The High Mobility Artillery Rocket System (HIMARS), being a modern US Army artillery system, is designed for precision fires on high-value targets at a range of up to 300 kilometers using cluster munitions. HIMARS is mounted on a six-wheeled armored chassis and can be fired from a variety of locations including fixed emplacements, mobile launchers, and helicopters. It uses rocket pods with 6 guided rockets that carry submunitions to engage both point and area targets such as small groups of vehicles, swarms of infantry or light armor forces, supply dumps, and bunkers.

When deployed the HIMARS’s multiple rocket launcher opens fire at its target releasing several cluster munitions which spread out in the air before descending onto the target area, providing wide coverage to attack trucks, supply depots and parked aircraft.. Each cluster munition released consists of numerous individual bomblets which are designed to pepper its targets with shrapnel rather than blow it to smithereens with explosives. This makes it deadly against lightly armored vehicles, personnel concentrations, and even fortifications like bunkers or concrete buildings making it an effective battlefield weapon against hardened targets not easily destroyed by other means like direct-fire artillery shells or conventional bombs.

(Source: Ministry of Defense of Ukraine/Flickr)

Due to the nature of their use, cluster munitions have come under heavy criticism from international humanitarian organizations who have condemned them for their potential indiscriminate nature when used in populated areas since they can cause widespread civilian deaths or injuries if not used properly, leading 110 states to sign the Convention on Cluster Munitions banning their use altogether in compliance with international law.  The US is not a signatory and pretty much ignores pressure to sign on to it.  Some of the reasoning is that a hand grenade functions much like a bomblet from a Cluster Bomb. It’s an explosive fragmentation device.

However, Ukraine has requested permission from the Biden administration for export approval for such weapons for the purpose of self-defense against Russian aggression along their borders despite their own participation in the Convention on Cluster Munitions. “The Convention on Cluster Munitions (CCM) was born out of a collective determination to address the humanitarian consequences and unacceptable harm to civilians caused by cluster munitions. States Parties are committed to the full universalization of the Convention and to promote its norms, as well as to fully implement it. Its implementation contributes to advancing the achievement of the UN Sustainable Development Goals and the promotion of international peace and security, human rights, and international humanitarian law.”

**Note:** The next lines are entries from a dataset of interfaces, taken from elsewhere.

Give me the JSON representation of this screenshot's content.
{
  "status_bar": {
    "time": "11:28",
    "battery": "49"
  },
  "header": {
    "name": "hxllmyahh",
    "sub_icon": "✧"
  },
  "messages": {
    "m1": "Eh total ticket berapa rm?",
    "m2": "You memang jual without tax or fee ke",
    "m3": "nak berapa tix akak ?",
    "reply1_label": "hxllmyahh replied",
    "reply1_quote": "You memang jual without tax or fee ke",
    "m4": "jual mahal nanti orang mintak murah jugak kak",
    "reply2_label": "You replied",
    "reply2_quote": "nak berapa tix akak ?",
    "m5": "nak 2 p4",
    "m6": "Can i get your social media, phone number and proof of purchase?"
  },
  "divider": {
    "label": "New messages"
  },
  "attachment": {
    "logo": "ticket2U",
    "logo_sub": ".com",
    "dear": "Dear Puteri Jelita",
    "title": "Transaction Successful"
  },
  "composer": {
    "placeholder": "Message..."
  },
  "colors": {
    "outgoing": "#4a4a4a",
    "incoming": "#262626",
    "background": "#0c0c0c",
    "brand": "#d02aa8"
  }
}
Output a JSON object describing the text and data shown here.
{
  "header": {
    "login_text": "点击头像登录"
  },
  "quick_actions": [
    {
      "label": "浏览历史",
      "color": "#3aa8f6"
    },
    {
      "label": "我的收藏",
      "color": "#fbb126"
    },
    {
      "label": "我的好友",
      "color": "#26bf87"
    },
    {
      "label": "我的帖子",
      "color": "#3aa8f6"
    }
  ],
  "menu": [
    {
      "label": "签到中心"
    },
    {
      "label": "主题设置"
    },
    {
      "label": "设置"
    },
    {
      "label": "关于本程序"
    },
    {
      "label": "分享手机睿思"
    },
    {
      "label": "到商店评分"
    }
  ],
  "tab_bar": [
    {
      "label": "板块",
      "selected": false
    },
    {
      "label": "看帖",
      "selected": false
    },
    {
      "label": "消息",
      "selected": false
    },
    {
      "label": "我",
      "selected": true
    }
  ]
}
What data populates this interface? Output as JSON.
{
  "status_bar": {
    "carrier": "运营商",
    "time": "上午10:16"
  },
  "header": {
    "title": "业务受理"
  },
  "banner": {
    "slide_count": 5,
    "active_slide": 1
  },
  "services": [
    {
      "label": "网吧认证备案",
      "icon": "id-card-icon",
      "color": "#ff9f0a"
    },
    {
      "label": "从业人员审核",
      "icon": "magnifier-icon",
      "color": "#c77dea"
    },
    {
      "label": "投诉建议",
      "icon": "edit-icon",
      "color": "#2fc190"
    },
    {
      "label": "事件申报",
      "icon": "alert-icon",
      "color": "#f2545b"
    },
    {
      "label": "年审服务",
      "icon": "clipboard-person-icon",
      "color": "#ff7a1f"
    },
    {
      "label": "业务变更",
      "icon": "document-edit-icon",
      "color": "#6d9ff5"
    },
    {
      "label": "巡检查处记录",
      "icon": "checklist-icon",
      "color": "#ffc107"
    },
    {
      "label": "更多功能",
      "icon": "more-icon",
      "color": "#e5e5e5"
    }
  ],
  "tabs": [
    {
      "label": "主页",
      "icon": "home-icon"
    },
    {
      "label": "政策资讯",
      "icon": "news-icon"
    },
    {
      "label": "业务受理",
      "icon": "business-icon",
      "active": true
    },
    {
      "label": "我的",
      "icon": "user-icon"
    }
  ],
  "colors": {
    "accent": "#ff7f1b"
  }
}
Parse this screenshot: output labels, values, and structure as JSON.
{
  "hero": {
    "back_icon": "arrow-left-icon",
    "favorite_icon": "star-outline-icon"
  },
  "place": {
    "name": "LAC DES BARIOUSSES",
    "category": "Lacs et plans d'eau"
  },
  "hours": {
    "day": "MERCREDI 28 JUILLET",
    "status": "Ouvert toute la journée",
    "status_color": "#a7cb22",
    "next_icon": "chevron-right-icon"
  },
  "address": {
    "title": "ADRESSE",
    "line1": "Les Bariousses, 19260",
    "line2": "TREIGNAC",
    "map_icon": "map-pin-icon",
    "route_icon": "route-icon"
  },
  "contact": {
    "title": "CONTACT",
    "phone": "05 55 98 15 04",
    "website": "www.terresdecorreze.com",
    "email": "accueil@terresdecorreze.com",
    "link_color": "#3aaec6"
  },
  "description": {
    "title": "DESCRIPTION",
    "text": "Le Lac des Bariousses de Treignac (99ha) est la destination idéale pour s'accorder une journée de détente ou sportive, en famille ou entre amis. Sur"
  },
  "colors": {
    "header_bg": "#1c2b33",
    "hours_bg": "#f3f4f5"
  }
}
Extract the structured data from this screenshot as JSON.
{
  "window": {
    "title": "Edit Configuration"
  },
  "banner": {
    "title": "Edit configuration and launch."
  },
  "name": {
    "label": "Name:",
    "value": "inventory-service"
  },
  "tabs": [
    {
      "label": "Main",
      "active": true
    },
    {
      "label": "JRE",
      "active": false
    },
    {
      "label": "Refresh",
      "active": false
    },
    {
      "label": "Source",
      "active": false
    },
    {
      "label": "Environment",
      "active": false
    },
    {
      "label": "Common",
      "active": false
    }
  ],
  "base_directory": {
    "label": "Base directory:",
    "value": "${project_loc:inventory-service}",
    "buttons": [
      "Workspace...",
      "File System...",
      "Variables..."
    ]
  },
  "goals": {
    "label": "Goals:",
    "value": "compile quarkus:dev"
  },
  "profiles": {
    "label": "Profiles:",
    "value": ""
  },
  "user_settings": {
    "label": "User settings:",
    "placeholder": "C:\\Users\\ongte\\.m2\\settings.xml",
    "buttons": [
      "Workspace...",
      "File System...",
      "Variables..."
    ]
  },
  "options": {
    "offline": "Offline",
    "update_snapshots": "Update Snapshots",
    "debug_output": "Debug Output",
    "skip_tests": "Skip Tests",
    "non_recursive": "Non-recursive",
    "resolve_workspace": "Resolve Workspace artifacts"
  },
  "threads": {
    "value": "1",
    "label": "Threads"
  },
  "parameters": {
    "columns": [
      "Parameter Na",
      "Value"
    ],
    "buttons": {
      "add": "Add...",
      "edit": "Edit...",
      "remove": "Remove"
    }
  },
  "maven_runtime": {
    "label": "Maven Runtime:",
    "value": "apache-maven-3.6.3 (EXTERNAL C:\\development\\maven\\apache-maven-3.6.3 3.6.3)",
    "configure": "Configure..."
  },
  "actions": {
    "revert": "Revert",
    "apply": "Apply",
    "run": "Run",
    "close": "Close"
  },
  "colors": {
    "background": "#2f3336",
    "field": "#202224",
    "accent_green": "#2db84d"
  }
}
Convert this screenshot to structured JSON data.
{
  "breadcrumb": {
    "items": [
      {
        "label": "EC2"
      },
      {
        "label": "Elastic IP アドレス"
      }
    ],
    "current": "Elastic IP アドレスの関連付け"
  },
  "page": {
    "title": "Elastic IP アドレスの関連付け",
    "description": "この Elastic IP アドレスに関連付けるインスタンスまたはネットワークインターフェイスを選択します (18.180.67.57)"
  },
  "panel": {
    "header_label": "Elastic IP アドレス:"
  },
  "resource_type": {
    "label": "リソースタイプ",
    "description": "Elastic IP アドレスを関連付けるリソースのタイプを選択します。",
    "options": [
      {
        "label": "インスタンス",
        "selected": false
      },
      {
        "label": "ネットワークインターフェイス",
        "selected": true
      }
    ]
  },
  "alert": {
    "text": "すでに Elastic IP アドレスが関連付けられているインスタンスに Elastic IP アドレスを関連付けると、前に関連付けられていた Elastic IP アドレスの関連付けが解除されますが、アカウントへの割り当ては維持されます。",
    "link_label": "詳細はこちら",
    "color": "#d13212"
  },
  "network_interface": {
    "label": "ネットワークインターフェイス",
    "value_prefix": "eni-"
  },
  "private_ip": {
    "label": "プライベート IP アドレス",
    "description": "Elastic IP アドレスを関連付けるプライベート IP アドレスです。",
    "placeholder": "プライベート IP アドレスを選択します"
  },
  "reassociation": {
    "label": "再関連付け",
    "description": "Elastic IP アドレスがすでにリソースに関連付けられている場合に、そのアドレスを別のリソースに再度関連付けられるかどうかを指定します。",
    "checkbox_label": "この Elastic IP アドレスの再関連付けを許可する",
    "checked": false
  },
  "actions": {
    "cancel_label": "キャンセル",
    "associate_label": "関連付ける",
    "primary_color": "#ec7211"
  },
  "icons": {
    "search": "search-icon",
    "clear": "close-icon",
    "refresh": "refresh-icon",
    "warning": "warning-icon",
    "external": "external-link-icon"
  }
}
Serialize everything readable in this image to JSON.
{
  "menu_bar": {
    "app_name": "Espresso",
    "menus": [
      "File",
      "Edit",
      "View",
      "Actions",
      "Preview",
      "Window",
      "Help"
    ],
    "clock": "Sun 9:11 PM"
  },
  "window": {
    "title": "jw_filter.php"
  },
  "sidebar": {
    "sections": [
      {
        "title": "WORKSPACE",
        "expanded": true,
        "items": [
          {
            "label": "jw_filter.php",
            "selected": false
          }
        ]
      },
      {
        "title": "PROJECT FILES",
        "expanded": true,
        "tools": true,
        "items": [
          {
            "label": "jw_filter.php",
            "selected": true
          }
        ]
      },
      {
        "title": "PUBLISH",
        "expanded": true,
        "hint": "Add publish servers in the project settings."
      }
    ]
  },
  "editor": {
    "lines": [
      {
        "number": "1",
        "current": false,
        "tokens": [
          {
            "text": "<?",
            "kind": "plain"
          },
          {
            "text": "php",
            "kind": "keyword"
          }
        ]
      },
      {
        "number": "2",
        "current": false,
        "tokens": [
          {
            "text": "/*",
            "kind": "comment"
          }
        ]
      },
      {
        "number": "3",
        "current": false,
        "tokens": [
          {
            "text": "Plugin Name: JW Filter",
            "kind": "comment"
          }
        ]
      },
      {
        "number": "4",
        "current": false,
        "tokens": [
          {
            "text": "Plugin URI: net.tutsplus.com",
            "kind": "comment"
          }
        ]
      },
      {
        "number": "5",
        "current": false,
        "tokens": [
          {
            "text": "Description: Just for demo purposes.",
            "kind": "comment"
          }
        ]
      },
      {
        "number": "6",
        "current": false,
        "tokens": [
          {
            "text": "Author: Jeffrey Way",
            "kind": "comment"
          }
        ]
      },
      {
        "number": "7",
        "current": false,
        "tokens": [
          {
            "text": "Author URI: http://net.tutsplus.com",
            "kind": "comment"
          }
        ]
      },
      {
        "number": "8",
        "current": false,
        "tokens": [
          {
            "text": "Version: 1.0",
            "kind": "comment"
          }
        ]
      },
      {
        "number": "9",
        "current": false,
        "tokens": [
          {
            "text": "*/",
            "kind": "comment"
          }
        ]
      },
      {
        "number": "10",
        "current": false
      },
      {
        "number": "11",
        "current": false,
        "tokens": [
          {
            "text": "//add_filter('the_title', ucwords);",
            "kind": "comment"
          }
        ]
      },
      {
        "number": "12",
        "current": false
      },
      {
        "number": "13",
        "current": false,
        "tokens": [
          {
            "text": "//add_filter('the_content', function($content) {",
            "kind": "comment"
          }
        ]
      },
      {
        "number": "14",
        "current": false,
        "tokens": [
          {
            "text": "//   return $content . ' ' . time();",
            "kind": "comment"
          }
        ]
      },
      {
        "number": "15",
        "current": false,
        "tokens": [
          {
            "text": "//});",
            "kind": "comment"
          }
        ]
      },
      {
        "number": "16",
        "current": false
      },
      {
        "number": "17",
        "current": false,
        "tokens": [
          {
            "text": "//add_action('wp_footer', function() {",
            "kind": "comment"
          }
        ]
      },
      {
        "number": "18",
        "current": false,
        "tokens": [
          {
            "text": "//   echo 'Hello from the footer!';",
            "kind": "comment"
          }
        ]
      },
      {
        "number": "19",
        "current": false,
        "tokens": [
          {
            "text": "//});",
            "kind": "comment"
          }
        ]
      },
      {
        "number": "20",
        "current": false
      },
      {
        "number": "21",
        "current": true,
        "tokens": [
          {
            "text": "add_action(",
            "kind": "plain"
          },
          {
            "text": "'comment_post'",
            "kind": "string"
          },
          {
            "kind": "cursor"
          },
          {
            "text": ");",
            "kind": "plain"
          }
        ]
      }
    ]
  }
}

There is evidence already that Russia has used cluster munitions in civilian areas in Ukraine. This morning the Armed Forces of Ukraine reported that Russia used cluster munitions in the center of Hirnyk village in Donetsk Oblast. Two civilians were killed and 10 more were injured.

An expended Russian cluster bomb, possibly the 220 mm 9M27K series cluster munitions fired as rockets from the Urugan launcher system.

Ukraine has previously used its own stock of cluster munitions to drive Russian forces from their positions in towns and villages.  We wrote about that previously here,

Given this situation, it remains unclear what action the Biden administration will ultimately take regarding Ukraine’s request although they have stated they do not support transferring such weapons without guarantees that they would be used properly according to international law thus ensuring maximum safety for civilians in conflict zones where they may be employed. Ultimately it is up to each country’s government to decide how best to use these powerful yet potentially dangerous weapons while respecting international rules and regulations concerning them so as not to create further civilian casualties due to their usage during wartime conflicts.